■ **Extracted entries**:
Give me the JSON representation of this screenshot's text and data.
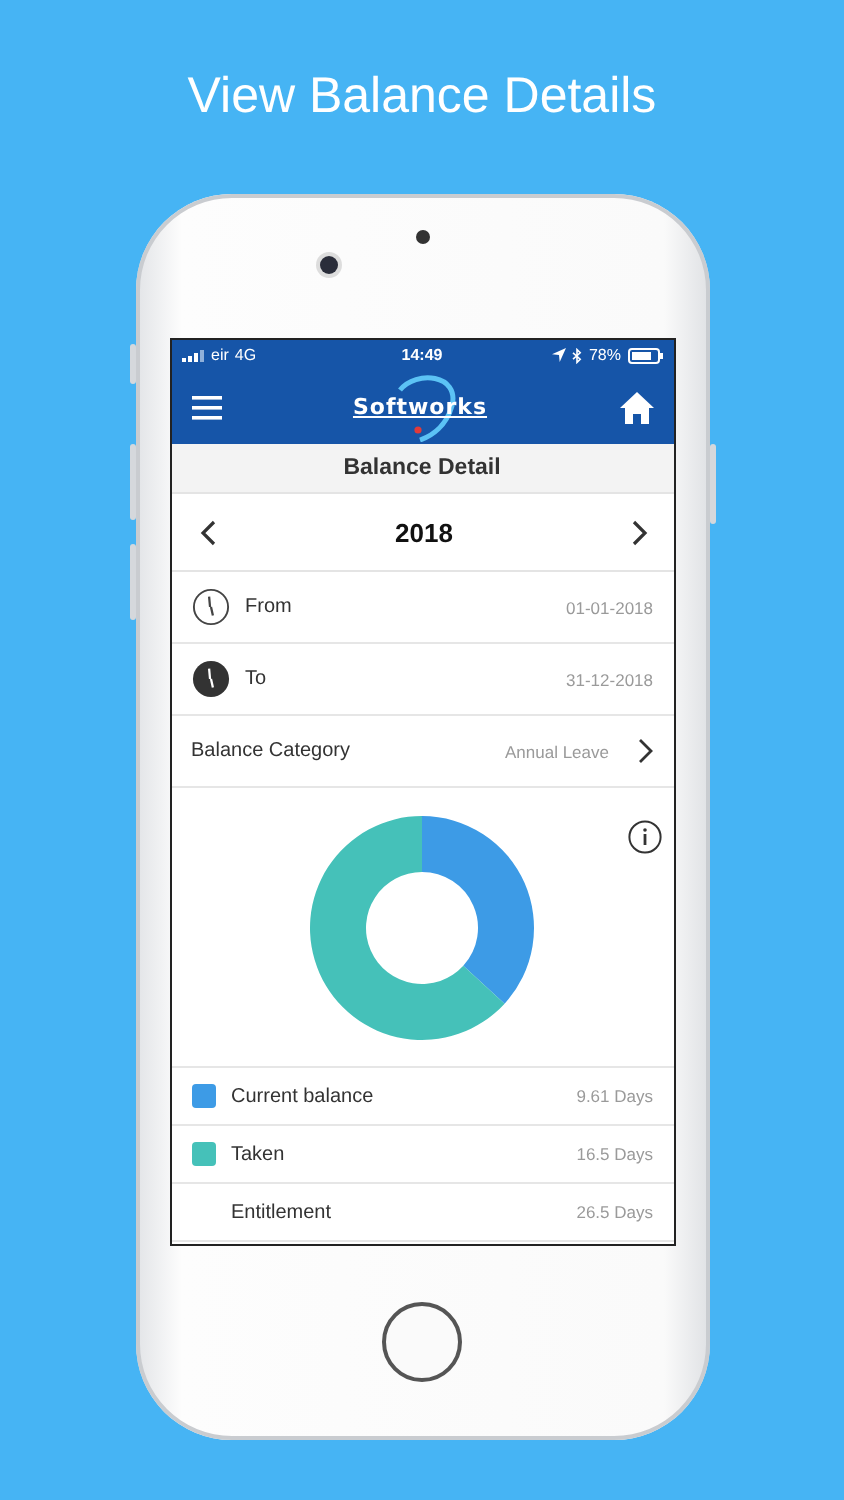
{
  "headline": "View Balance Details",
  "status_bar": {
    "carrier": "eir",
    "network": "4G",
    "time": "14:49",
    "battery": "78%"
  },
  "app_bar": {
    "logo": "Softworks"
  },
  "title": "Balance Detail",
  "year": "2018",
  "date_rows": [
    {
      "kind": "from",
      "label": "From",
      "value": "01-01-2018"
    },
    {
      "kind": "to",
      "label": "To",
      "value": "31-12-2018"
    }
  ],
  "category": {
    "label": "Balance Category",
    "value": "Annual Leave"
  },
  "chart": {
    "chart_data": {
      "type": "donut",
      "values": [
        36.8,
        63.2
      ]
    }
  },
  "legend": [
    {
      "label": "Current balance",
      "value": "9.61 Days",
      "color": "#3d9be6"
    },
    {
      "label": "Taken",
      "value": "16.5 Days",
      "color": "#45c1b9"
    },
    {
      "label": "Entitlement",
      "value": "26.5 Days"
    }
  ]
}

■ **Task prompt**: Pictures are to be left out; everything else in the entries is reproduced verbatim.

■ **Written answer**:
Give me the JSON representation of this screenshot's text and data.
{
  "headline": "View Balance Details",
  "status_bar": {
    "carrier": "eir",
    "network": "4G",
    "time": "14:49",
    "battery": "78%"
  },
  "app_bar": {
    "logo": "Softworks"
  },
  "title": "Balance Detail",
  "year": "2018",
  "date_rows": [
    {
      "kind": "from",
      "label": "From",
      "value": "01-01-2018"
    },
    {
      "kind": "to",
      "label": "To",
      "value": "31-12-2018"
    }
  ],
  "category": {
    "label": "Balance Category",
    "value": "Annual Leave"
  },
  "chart": {
    "chart_data": {
      "type": "donut",
      "values": [
        36.8,
        63.2
      ]
    }
  },
  "legend": [
    {
      "label": "Current balance",
      "value": "9.61 Days",
      "color": "#3d9be6"
    },
    {
      "label": "Taken",
      "value": "16.5 Days",
      "color": "#45c1b9"
    },
    {
      "label": "Entitlement",
      "value": "26.5 Days"
    }
  ]
}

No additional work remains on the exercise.